Print every record exactly, omitting all pictures.

======== MATERIAL TO PROCESS ========

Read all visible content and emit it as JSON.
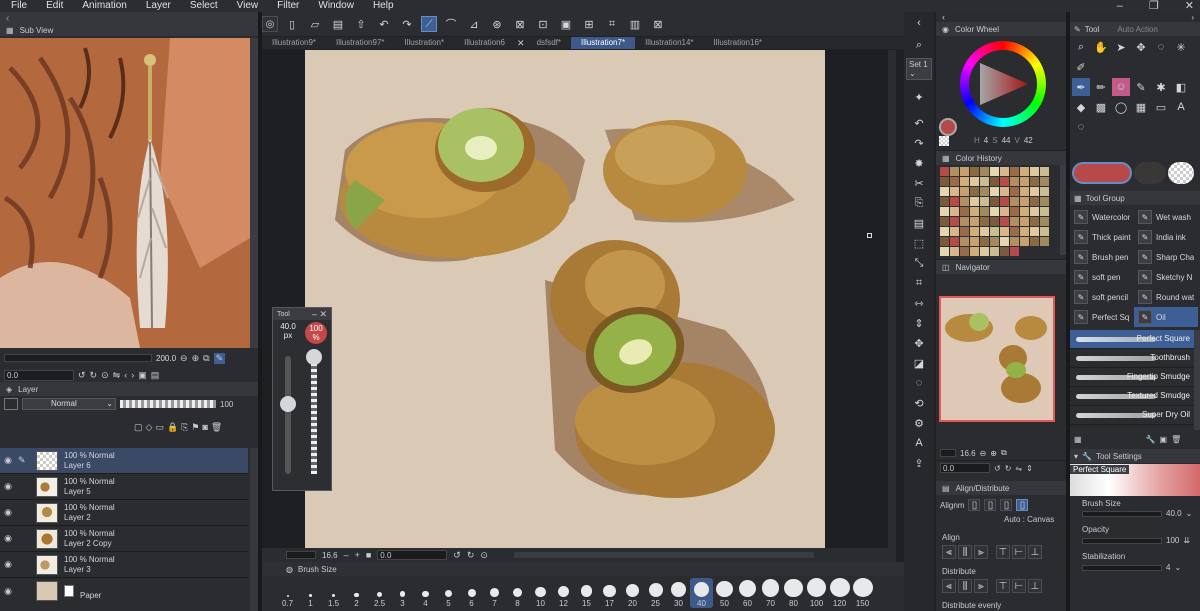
{
  "menu": [
    "File",
    "Edit",
    "Animation",
    "Layer",
    "Select",
    "View",
    "Filter",
    "Window",
    "Help"
  ],
  "window_controls": [
    "–",
    "❐",
    "✕"
  ],
  "doc_tabs": [
    "Illustration9*",
    "Illustration97*",
    "Illustration*",
    "Illustration6",
    "dsfsdf*",
    "Illustration7*",
    "Illustration14*",
    "Illustration16*"
  ],
  "active_tab_index": 5,
  "subview": {
    "title": "Sub View",
    "zoom": "200.0",
    "angle": "0.0"
  },
  "layer_panel": {
    "title": "Layer",
    "blend_mode": "Normal",
    "opacity": "100",
    "layers": [
      {
        "mode": "100 % Normal",
        "name": "Layer 6",
        "selected": true
      },
      {
        "mode": "100 % Normal",
        "name": "Layer 5",
        "selected": false
      },
      {
        "mode": "100 % Normal",
        "name": "Layer 2",
        "selected": false
      },
      {
        "mode": "100 % Normal",
        "name": "Layer 2 Copy",
        "selected": false
      },
      {
        "mode": "100 % Normal",
        "name": "Layer 3",
        "selected": false
      }
    ],
    "paper_label": "Paper"
  },
  "tool_popup": {
    "title": "Tool",
    "size": "40.0",
    "size_unit": "px",
    "opacity": "100",
    "opacity_unit": "%"
  },
  "canvas_status": {
    "zoom": "16.6",
    "angle": "0.0"
  },
  "brush_size_bar": {
    "title": "Brush Size",
    "sizes": [
      "0.7",
      "1",
      "1.5",
      "2",
      "2.5",
      "3",
      "4",
      "5",
      "6",
      "7",
      "8",
      "10",
      "12",
      "15",
      "17",
      "20",
      "25",
      "30",
      "40",
      "50",
      "60",
      "70",
      "80",
      "100",
      "120",
      "150"
    ],
    "selected": "40"
  },
  "right_toolbar": {
    "set_label": "Set 1"
  },
  "color_wheel": {
    "title": "Color Wheel",
    "h": "4",
    "s": "44",
    "v": "42",
    "main_color": "#b6494a"
  },
  "color_history": {
    "title": "Color History"
  },
  "navigator": {
    "title": "Navigator",
    "zoom": "16.6",
    "angle": "0.0"
  },
  "align": {
    "title": "Align/Distribute",
    "alignment_label": "Alignm",
    "target": "Auto : Canvas",
    "align_label": "Align",
    "distribute_label": "Distribute",
    "distribute_evenly": "Distribute evenly"
  },
  "tool_panel": {
    "tab_tool": "Tool",
    "tab_auto": "Auto Action"
  },
  "tool_group": {
    "title": "Tool Group"
  },
  "subtools": [
    [
      "Watercolor",
      "Wet wash"
    ],
    [
      "Thick paint",
      "India ink"
    ],
    [
      "Brush pen",
      "Sharp Cha"
    ],
    [
      "soft pen",
      "Sketchy N"
    ],
    [
      "soft pencil",
      "Round wat"
    ],
    [
      "Perfect Sq",
      "Oil"
    ]
  ],
  "brush_list": [
    "Perfect Square",
    "Toothbrush",
    "Fingertip Smudge",
    "Textured Smudge",
    "Super Dry Oil"
  ],
  "tool_settings": {
    "title": "Tool Settings",
    "brush_name": "Perfect Square",
    "brush_size_label": "Brush Size",
    "brush_size": "40.0",
    "opacity_label": "Opacity",
    "opacity": "100",
    "stabilization_label": "Stabilization",
    "stabilization": "4"
  }
}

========

*EXPECTED ANSWER*:
Read all visible content and emit it as JSON.
{
  "menu": [
    "File",
    "Edit",
    "Animation",
    "Layer",
    "Select",
    "View",
    "Filter",
    "Window",
    "Help"
  ],
  "window_controls": [
    "–",
    "❐",
    "✕"
  ],
  "doc_tabs": [
    "Illustration9*",
    "Illustration97*",
    "Illustration*",
    "Illustration6",
    "dsfsdf*",
    "Illustration7*",
    "Illustration14*",
    "Illustration16*"
  ],
  "active_tab_index": 5,
  "subview": {
    "title": "Sub View",
    "zoom": "200.0",
    "angle": "0.0"
  },
  "layer_panel": {
    "title": "Layer",
    "blend_mode": "Normal",
    "opacity": "100",
    "layers": [
      {
        "mode": "100 % Normal",
        "name": "Layer 6",
        "selected": true
      },
      {
        "mode": "100 % Normal",
        "name": "Layer 5",
        "selected": false
      },
      {
        "mode": "100 % Normal",
        "name": "Layer 2",
        "selected": false
      },
      {
        "mode": "100 % Normal",
        "name": "Layer 2 Copy",
        "selected": false
      },
      {
        "mode": "100 % Normal",
        "name": "Layer 3",
        "selected": false
      }
    ],
    "paper_label": "Paper"
  },
  "tool_popup": {
    "title": "Tool",
    "size": "40.0",
    "size_unit": "px",
    "opacity": "100",
    "opacity_unit": "%"
  },
  "canvas_status": {
    "zoom": "16.6",
    "angle": "0.0"
  },
  "brush_size_bar": {
    "title": "Brush Size",
    "sizes": [
      "0.7",
      "1",
      "1.5",
      "2",
      "2.5",
      "3",
      "4",
      "5",
      "6",
      "7",
      "8",
      "10",
      "12",
      "15",
      "17",
      "20",
      "25",
      "30",
      "40",
      "50",
      "60",
      "70",
      "80",
      "100",
      "120",
      "150"
    ],
    "selected": "40"
  },
  "right_toolbar": {
    "set_label": "Set 1"
  },
  "color_wheel": {
    "title": "Color Wheel",
    "h": "4",
    "s": "44",
    "v": "42",
    "main_color": "#b6494a"
  },
  "color_history": {
    "title": "Color History"
  },
  "navigator": {
    "title": "Navigator",
    "zoom": "16.6",
    "angle": "0.0"
  },
  "align": {
    "title": "Align/Distribute",
    "alignment_label": "Alignm",
    "target": "Auto : Canvas",
    "align_label": "Align",
    "distribute_label": "Distribute",
    "distribute_evenly": "Distribute evenly"
  },
  "tool_panel": {
    "tab_tool": "Tool",
    "tab_auto": "Auto Action"
  },
  "tool_group": {
    "title": "Tool Group"
  },
  "subtools": [
    [
      "Watercolor",
      "Wet wash"
    ],
    [
      "Thick paint",
      "India ink"
    ],
    [
      "Brush pen",
      "Sharp Cha"
    ],
    [
      "soft pen",
      "Sketchy N"
    ],
    [
      "soft pencil",
      "Round wat"
    ],
    [
      "Perfect Sq",
      "Oil"
    ]
  ],
  "brush_list": [
    "Perfect Square",
    "Toothbrush",
    "Fingertip Smudge",
    "Textured Smudge",
    "Super Dry Oil"
  ],
  "tool_settings": {
    "title": "Tool Settings",
    "brush_name": "Perfect Square",
    "brush_size_label": "Brush Size",
    "brush_size": "40.0",
    "opacity_label": "Opacity",
    "opacity": "100",
    "stabilization_label": "Stabilization",
    "stabilization": "4"
  }
}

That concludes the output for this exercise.